Are you struggling to find design inspiration for your balcony? Whether your space is tiny, over exposed to the elements or lacking privacy, there is always a design solution. These ideas show you what’s possible.
Balconies are precious real estate. When designing and styling your balcony, allow the space to evolve in response to your lifestyle and the setting. By making practical considerations first and then being adventurous with your planting and styling, you can create a truly individual outdoor space.
Understanding the balcony design mindset
An easy way to get into the right headspace for balcony design is to think of the area as an outdoor room. Just as a room in your home will serve a single purpose, so too should your balcony. Trying to do too much in a small balcony will make it cluttered and impractical.
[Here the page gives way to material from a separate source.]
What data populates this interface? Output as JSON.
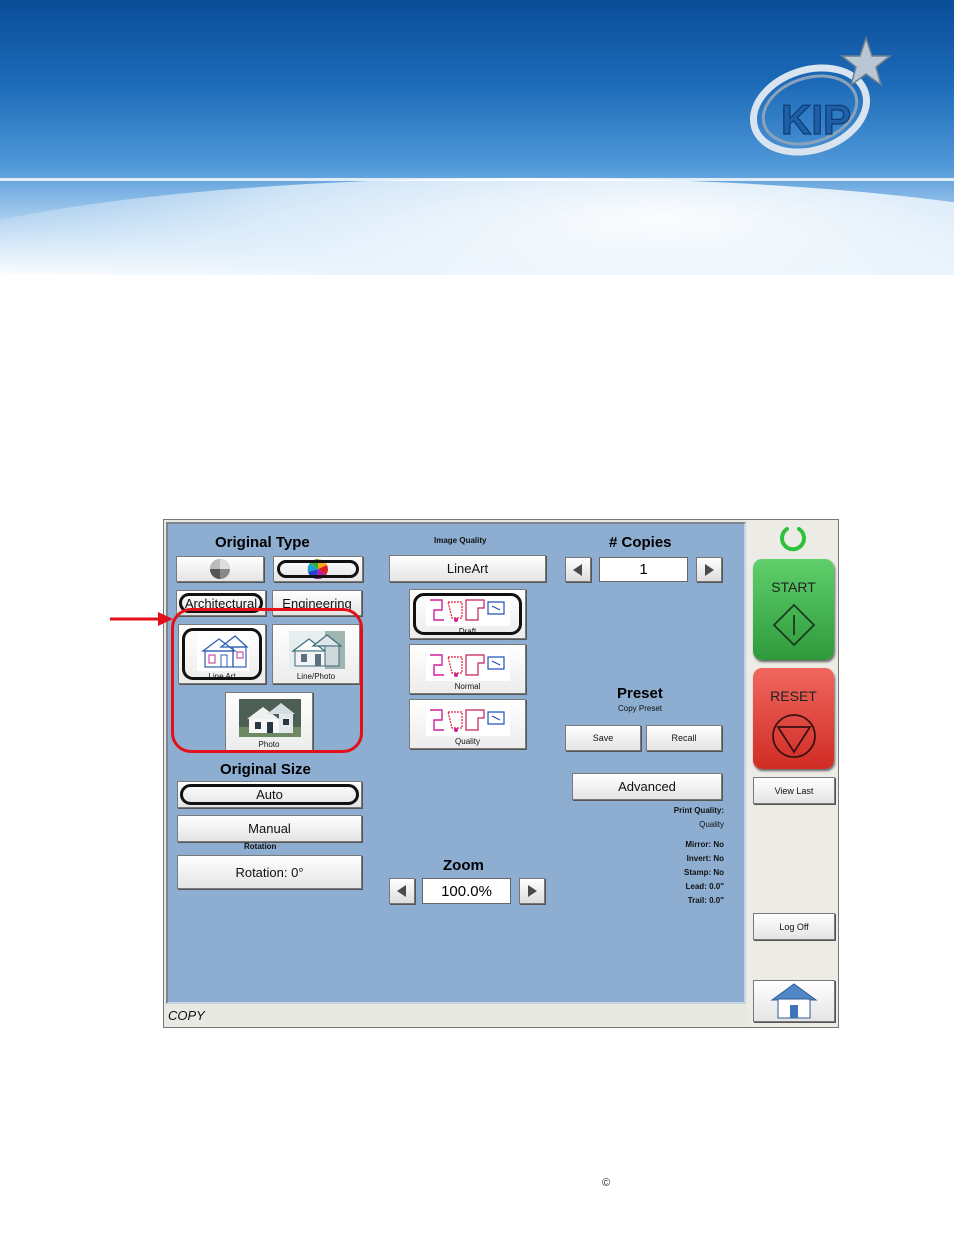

The above space has a number of carefully considered elements, including shade, stylish furnishings, screening for privacy, an outdoor rug and hedging for softness. When it comes to balcony design and styling, pay as much attention to detail as you would in a key indoor room of your home.
Creating indoor/outdoor living
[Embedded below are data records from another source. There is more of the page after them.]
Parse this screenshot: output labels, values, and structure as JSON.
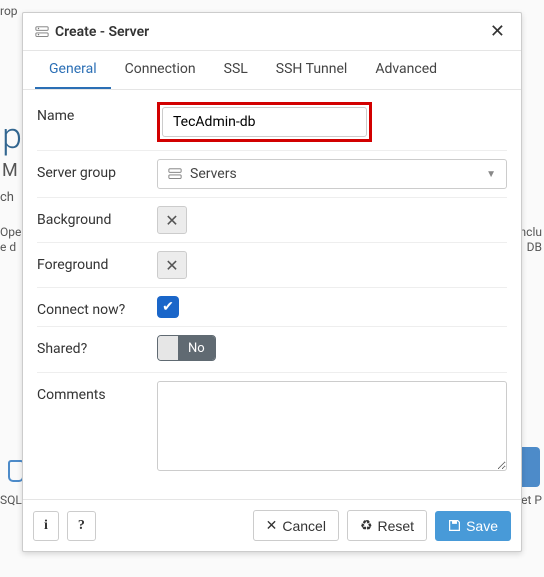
{
  "dialog": {
    "title": "Create - Server",
    "tabs": [
      "General",
      "Connection",
      "SSL",
      "SSH Tunnel",
      "Advanced"
    ],
    "activeTab": 0
  },
  "form": {
    "name_label": "Name",
    "name_value": "TecAdmin-db",
    "group_label": "Server group",
    "group_value": "Servers",
    "background_label": "Background",
    "foreground_label": "Foreground",
    "connect_label": "Connect now?",
    "shared_label": "Shared?",
    "shared_state": "No",
    "comments_label": "Comments",
    "comments_value": ""
  },
  "footer": {
    "info": "i",
    "help": "?",
    "cancel": "Cancel",
    "reset": "Reset",
    "save": "Save"
  },
  "backdrop": {
    "rop": "rop",
    "p": "p",
    "m": "M",
    "ch": "ch",
    "ope": "Ope",
    "ed": "e d",
    "nclu": "nclu",
    "db": "DB",
    "etp": "et P",
    "sql": "SQL"
  }
}
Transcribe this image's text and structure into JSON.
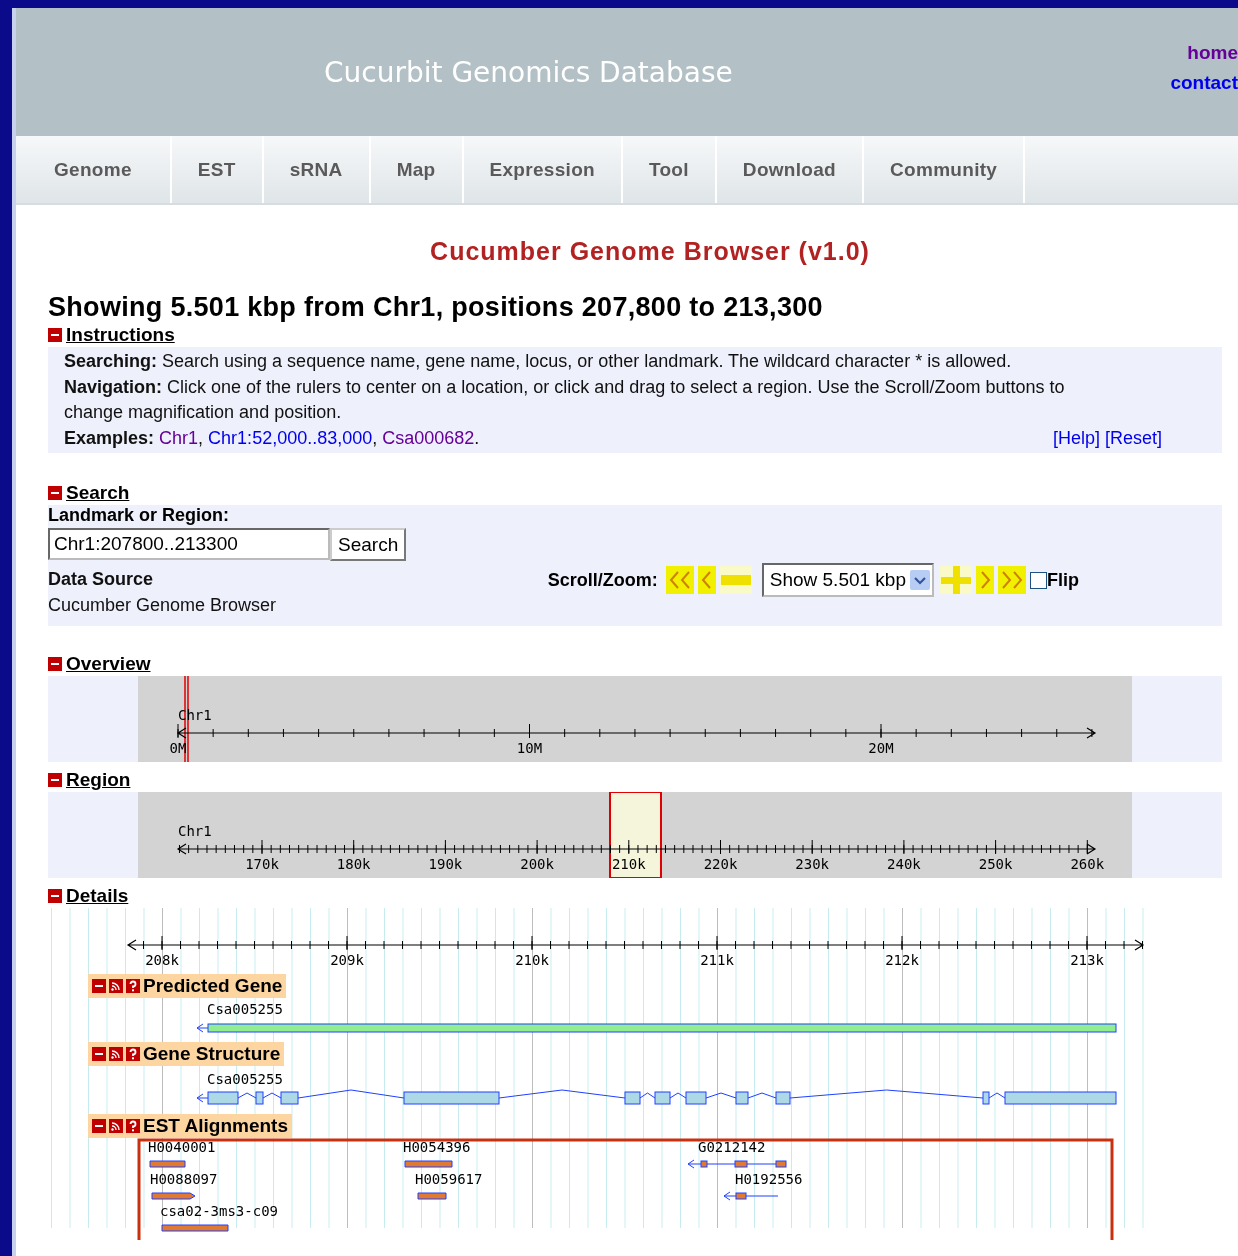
{
  "site": {
    "title": "Cucurbit Genomics Database",
    "links": [
      {
        "label": "home",
        "visited": true
      },
      {
        "label": "contact",
        "visited": false
      }
    ]
  },
  "nav": [
    "Genome",
    "EST",
    "sRNA",
    "Map",
    "Expression",
    "Tool",
    "Download",
    "Community"
  ],
  "page_title": "Cucumber Genome Browser (v1.0)",
  "heading": "Showing 5.501 kbp from Chr1, positions 207,800 to 213,300",
  "instructions": {
    "title": "Instructions",
    "expanded": true,
    "paragraphs": [
      {
        "label": "Searching:",
        "text": "Search using a sequence name, gene name, locus, or other landmark. The wildcard character * is allowed."
      },
      {
        "label": "Navigation:",
        "text": "Click one of the rulers to center on a location, or click and drag to select a region. Use the Scroll/Zoom buttons to change magnification and position."
      }
    ],
    "examples_label": "Examples:",
    "examples": [
      {
        "text": "Chr1",
        "visited": true,
        "suffix": ","
      },
      {
        "text": "Chr1:52,000..83,000",
        "visited": false,
        "suffix": ","
      },
      {
        "text": "Csa000682",
        "visited": true,
        "suffix": "."
      }
    ],
    "help_links": [
      "[Help]",
      "[Reset]"
    ]
  },
  "search": {
    "title": "Search",
    "expanded": true,
    "field_label": "Landmark or Region:",
    "value": "Chr1:207800..213300",
    "button": "Search",
    "source_label": "Data Source",
    "source": "Cucumber Genome Browser",
    "scroll_label": "Scroll/Zoom:",
    "zoom": "Show 5.501 kbp",
    "flip": {
      "label": "Flip",
      "checked": false
    }
  },
  "overview": {
    "title": "Overview",
    "expanded": true,
    "chromosome": "Chr1",
    "ticks": [
      "0M",
      "10M",
      "20M"
    ]
  },
  "region": {
    "title": "Region",
    "expanded": true,
    "chromosome": "Chr1",
    "ticks": [
      "170k",
      "180k",
      "190k",
      "200k",
      "210k",
      "220k",
      "230k",
      "240k",
      "250k",
      "260k"
    ]
  },
  "details": {
    "title": "Details",
    "expanded": true,
    "ticks": [
      "208k",
      "209k",
      "210k",
      "211k",
      "212k",
      "213k"
    ],
    "tracks": [
      {
        "title": "Predicted Gene",
        "kind": "gene",
        "features": [
          "Csa005255"
        ]
      },
      {
        "title": "Gene Structure",
        "kind": "structure",
        "features": [
          "Csa005255"
        ]
      },
      {
        "title": "EST Alignments",
        "kind": "est",
        "features": [
          "H0040001",
          "H0088097",
          "csa02-3ms3-c09",
          "H0054396",
          "H0059617",
          "G0212142",
          "H0192556"
        ]
      }
    ]
  }
}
This balcony is a perfect example of integrated indoor/outdoor living. The interior of the home opens out to a balcony that is designed to complement the indoor styling as well as the stunning view. This balcony may be small, but the use of built-in seating ensures every inch of space is put to good use. Additionally, the overhead shade structure makes the area comfortable all year round.
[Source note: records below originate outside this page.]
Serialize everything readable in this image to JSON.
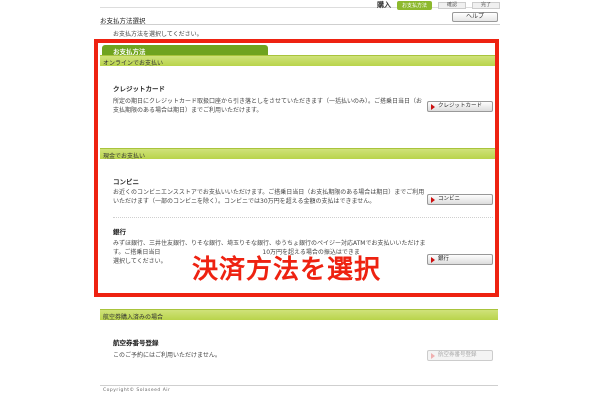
{
  "steps": {
    "label": "購入",
    "active": "お支払方法",
    "step_a": "確認",
    "step_b": "完了"
  },
  "header": {
    "title": "お支払方法選択",
    "help_label": "ヘルプ",
    "instruction": "お支払方法を選択してください。"
  },
  "tab": {
    "label": "お支払方法"
  },
  "sections": {
    "online": "オンラインでお支払い",
    "cash": "現金でお支払い",
    "voucher": "航空券購入済みの場合"
  },
  "credit": {
    "title": "クレジットカード",
    "desc": "所定の期日にクレジットカード取扱口座から引き落としをさせていただきます（一括払いのみ）。ご搭乗日当日（お支払期限のある場合は期日）までご利用いただけます。",
    "button": "クレジットカード"
  },
  "convenience": {
    "title": "コンビニ",
    "desc": "お近くのコンビニエンスストアでお支払いいただけます。ご搭乗日当日（お支払期限のある場合は期日）までご利用いただけます（一部のコンビニを除く）。コンビニでは30万円を超える金額の支払はできません。",
    "button": "コンビニ"
  },
  "bank": {
    "title": "銀行",
    "desc": "みずほ銀行、三井住友銀行、りそな銀行、埼玉りそな銀行、ゆうちょ銀行のペイジー対応ATMでお支払いいただけます。ご搭乗日当日　　　　　　　　　　　　　　　　　10万円を超える場合の振込はできま　　　　　　　　　　　　　　　　　選択してください。",
    "button": "銀行"
  },
  "voucher": {
    "title": "航空券番号登録",
    "desc": "このご予約にはご利用いただけません。",
    "button": "航空券番号登録"
  },
  "overlay": {
    "text": "決済方法を選択"
  },
  "footer": {
    "copyright": "Copyright© Solaseed Air"
  }
}
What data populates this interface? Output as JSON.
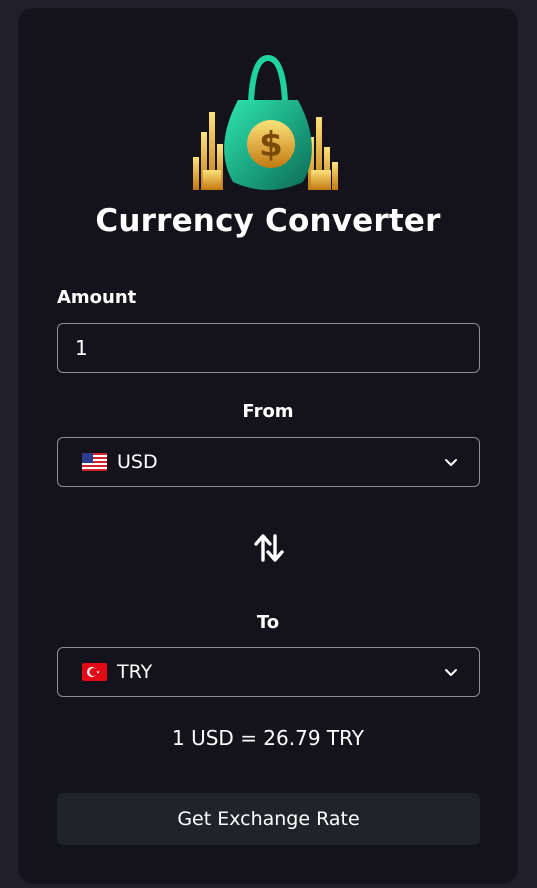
{
  "app": {
    "title": "Currency Converter"
  },
  "amount": {
    "label": "Amount",
    "value": "1"
  },
  "from": {
    "label": "From",
    "code": "USD",
    "flag": "us-flag"
  },
  "to": {
    "label": "To",
    "code": "TRY",
    "flag": "tr-flag"
  },
  "result": {
    "text": "1 USD = 26.79 TRY"
  },
  "button": {
    "label": "Get Exchange Rate"
  },
  "colors": {
    "page_bg": "#221f2c",
    "card_bg": "#14131b",
    "button_bg": "#21232b",
    "border": "#8e8c97"
  }
}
Utilising small spaces
You really don’t need a lot of space to enjoy being outside. In spite of their size, these revamped balconies beckon you to spend more time outdoors. Hanging chairs and high bars provide seating without occupying too much space. Add in a few potted plants and you’ll have created an inviting space to unwind in. In small balconies such as these, the use of slimline furnishings ensures the space doesn’t feel cluttered.
Enhancing your privacy
Privacy is a key reason why many balconies are underutilised. If you live in a built-up area, there are a number of ways to make your balcony feel more secluded. When using timber as a screen (as above), ensure it is slatted so that breeze and light can still pass through.
Alternatively, you can consider decorative laser-cut screening, or create a barrier using plants such as tall grasses and hedges. If you are in a windy position, screens can also double as a barrier from the elements. When planning your privacy options, consider any body corporate restrictions and whether screening will detract from any views you have.
Adding interest with plants
While you may not have space for a garden bed, there is so much you can do when introducing plants to balconies. By using planters such as the one above, you can add a sculptural element to the space without needing to drill holes into the wall (which is a common body corporate issue).
When using pot plants, cluster pots of different sizes together to create interest or, alternatively, opt for a single statement plant. In larger spaces, use planter boxes to divide dining and lounge areas. Artificial grass tiles and vertical gardens are other effective ways to introduce greenery into your balcony without consuming precious space.
Finishing a look with styling
Don’t be afraid to be adventurous when styling an outdoor space. This balcony has embraced a boho theme to bring it to life and reflect the owner’s style. Through contrasting textures, use of fabrics and cushions, the space is incredibly inviting. Here, the trans-seasonal neutral palette makes the balcony feel spacious, while the added patterns can be changed to suit the season.
When choosing furnishings and materials, invest in pieces that will withstand the elements. Additionally, it is a good idea to store cushions away when they aren’t in use. Place a storage box in your balcony or design built-in seating to double as stow-away space.